National Park Service ecologists are studying two coyotes that have taken up residence a stone’s throw from the skyscrapers of downtown Los Angeles, it was reported Wednesday.
The ecologists are wondering if these adaptable doglike creatures can make it in the heart of L.A., and so far, the answer is yes, the San Gabriel Valley Tribune reported.
In late May, National Park Services scientists trapped and outfitted two coyotes with GPS collars and tracked their whereabouts into the highly urban Westlake district just west of downtown. A female coyote, about 2 or 3 years old, liked city living so much she had her babies there, the newspaper reported.

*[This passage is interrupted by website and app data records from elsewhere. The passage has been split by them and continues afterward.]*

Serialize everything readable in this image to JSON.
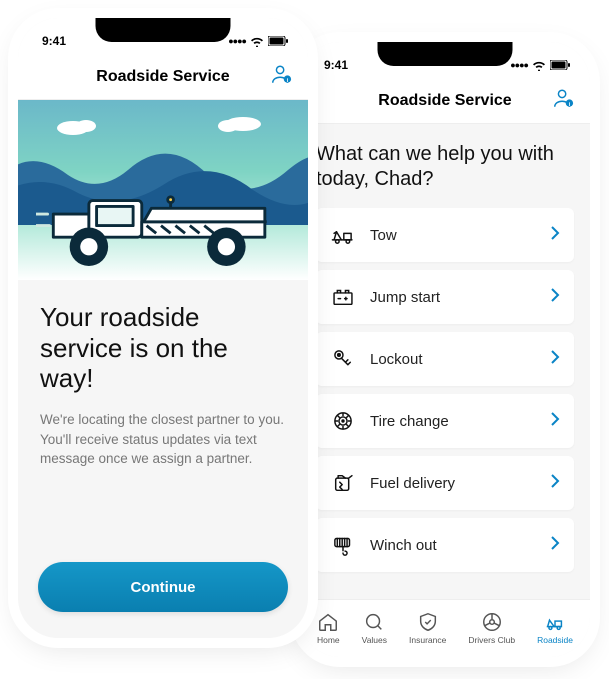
{
  "statusbar": {
    "time": "9:41"
  },
  "navbar": {
    "title": "Roadside Service"
  },
  "left": {
    "headline": "Your roadside service is on the way!",
    "subcopy": "We're locating the closest partner to you. You'll receive status updates via text message once we assign a partner.",
    "continue_label": "Continue"
  },
  "right": {
    "prompt": "What can we help you with today, Chad?",
    "options": [
      {
        "icon": "tow-icon",
        "label": "Tow"
      },
      {
        "icon": "jump-start-icon",
        "label": "Jump start"
      },
      {
        "icon": "lockout-icon",
        "label": "Lockout"
      },
      {
        "icon": "tire-change-icon",
        "label": "Tire change"
      },
      {
        "icon": "fuel-delivery-icon",
        "label": "Fuel delivery"
      },
      {
        "icon": "winch-out-icon",
        "label": "Winch out"
      }
    ],
    "tabs": [
      {
        "icon": "home-icon",
        "label": "Home",
        "active": false
      },
      {
        "icon": "values-icon",
        "label": "Values",
        "active": false
      },
      {
        "icon": "insurance-icon",
        "label": "Insurance",
        "active": false
      },
      {
        "icon": "drivers-club-icon",
        "label": "Drivers Club",
        "active": false
      },
      {
        "icon": "roadside-icon",
        "label": "Roadside",
        "active": true
      }
    ]
  }
}
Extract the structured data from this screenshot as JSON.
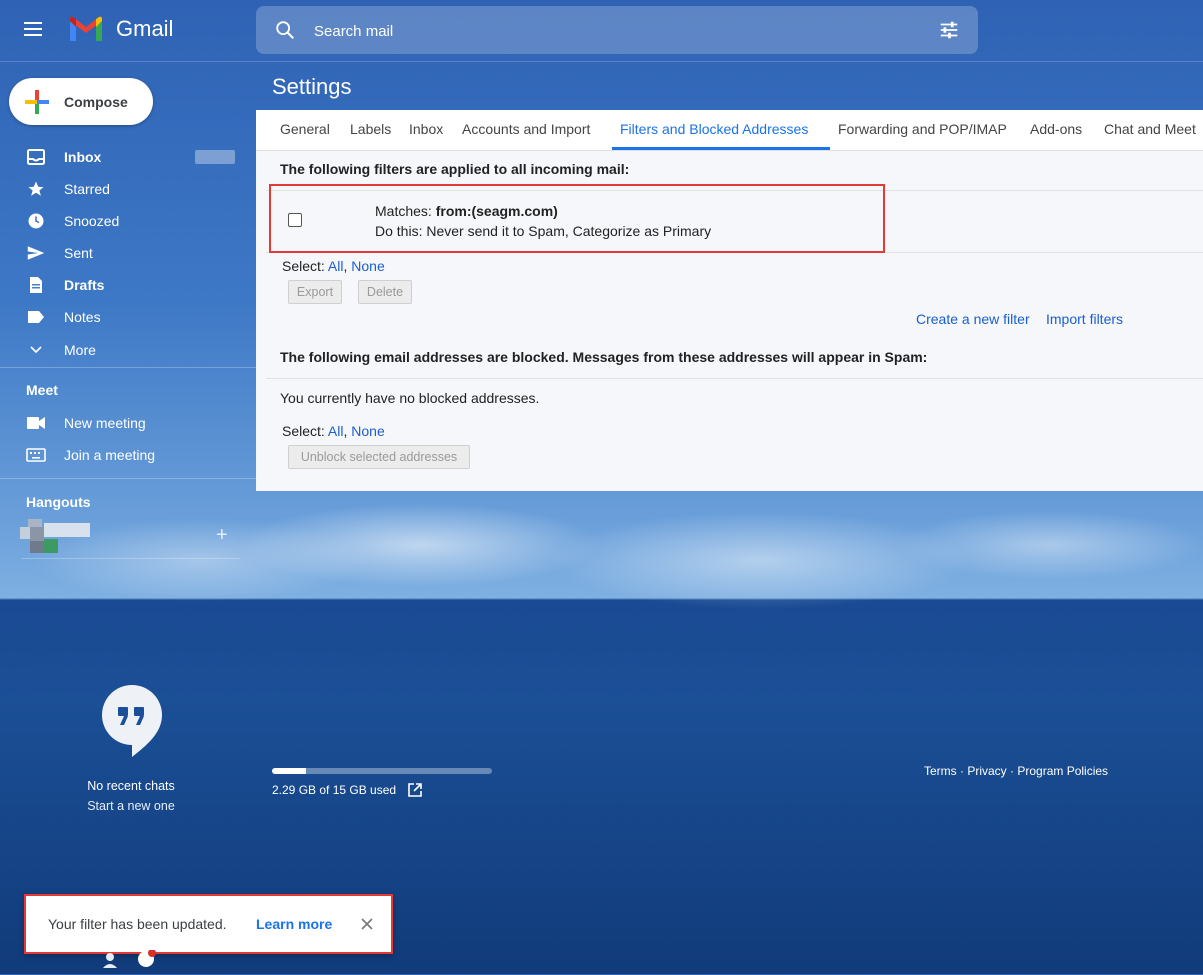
{
  "header": {
    "app_name": "Gmail",
    "search_placeholder": "Search mail"
  },
  "sidebar": {
    "compose_label": "Compose",
    "items": [
      {
        "label": "Inbox",
        "bold": true
      },
      {
        "label": "Starred"
      },
      {
        "label": "Snoozed"
      },
      {
        "label": "Sent"
      },
      {
        "label": "Drafts",
        "bold": true
      },
      {
        "label": "Notes"
      },
      {
        "label": "More"
      }
    ],
    "meet": {
      "title": "Meet",
      "items": [
        {
          "label": "New meeting"
        },
        {
          "label": "Join a meeting"
        }
      ]
    },
    "hangouts": {
      "title": "Hangouts",
      "add_symbol": "+",
      "no_chats": "No recent chats",
      "start_new": "Start a new one"
    }
  },
  "settings": {
    "title": "Settings",
    "tabs": [
      {
        "label": "General"
      },
      {
        "label": "Labels"
      },
      {
        "label": "Inbox"
      },
      {
        "label": "Accounts and Import"
      },
      {
        "label": "Filters and Blocked Addresses",
        "active": true
      },
      {
        "label": "Forwarding and POP/IMAP"
      },
      {
        "label": "Add-ons"
      },
      {
        "label": "Chat and Meet"
      }
    ],
    "filters_heading": "The following filters are applied to all incoming mail:",
    "filter": {
      "matches_prefix": "Matches: ",
      "matches_value": "from:(seagm.com)",
      "action": "Do this: Never send it to Spam, Categorize as Primary"
    },
    "select_label": "Select: ",
    "select_all": "All",
    "separator": ",",
    "select_none": "None",
    "export_label": "Export",
    "delete_label": "Delete",
    "create_filter": "Create a new filter",
    "import_filters": "Import filters",
    "blocked_heading": "The following email addresses are blocked. Messages from these addresses will appear in Spam:",
    "no_blocked": "You currently have no blocked addresses.",
    "unblock_label": "Unblock selected addresses"
  },
  "footer": {
    "storage_text": "2.29 GB of 15 GB used",
    "storage_fraction": 0.153,
    "terms": "Terms",
    "dot": " · ",
    "privacy": "Privacy",
    "program_policies": "Program Policies"
  },
  "toast": {
    "message": "Your filter has been updated.",
    "learn_more": "Learn more"
  },
  "colors": {
    "accent": "#1a73e8",
    "highlight_border": "#e53935"
  }
}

Dubbed C-144 because she’s the 144th coyote tracked since the NPS began studying her kind in Southern California, she is raising her five pups in the neighborhood, Justin Brown, a biologist for Santa Monica Mountains National Recreation Area, told the Tribune. She is believed to have one of the most urban home ranges of any coyote ever studied, according to the NPS.
“She is right next to downtown. It is crazy there is a coyote there,” Seth Riley, a wildlife ecologist with the NPS who heads the research team, told The Tribune. “She is going across First Street, using the neighborhood vacant lots and hillsides. And she has crossed the 101 Freeway a bunch of times into the Echo Park area.”
The other coyote, a male between 4 and 8 years old, prefers Silver Lake, both the lake environs and Silver Lake Heights east of Hollywood and west of the 2 Freeway, the Tribune reported.
At first, Riley and his team thought the coyotes only were passing through city neighborhoods on their way to the mountains, Sepulveda Basin or Griffith Park for food. But more than two months of tracking data show them living along roads and in high-density residential areas.
“We now know that coyotes are persisting within home ranges that have high human densities and little natural habitat, which is quite remarkable,” biologist Brown told the Tribune.
—City News Service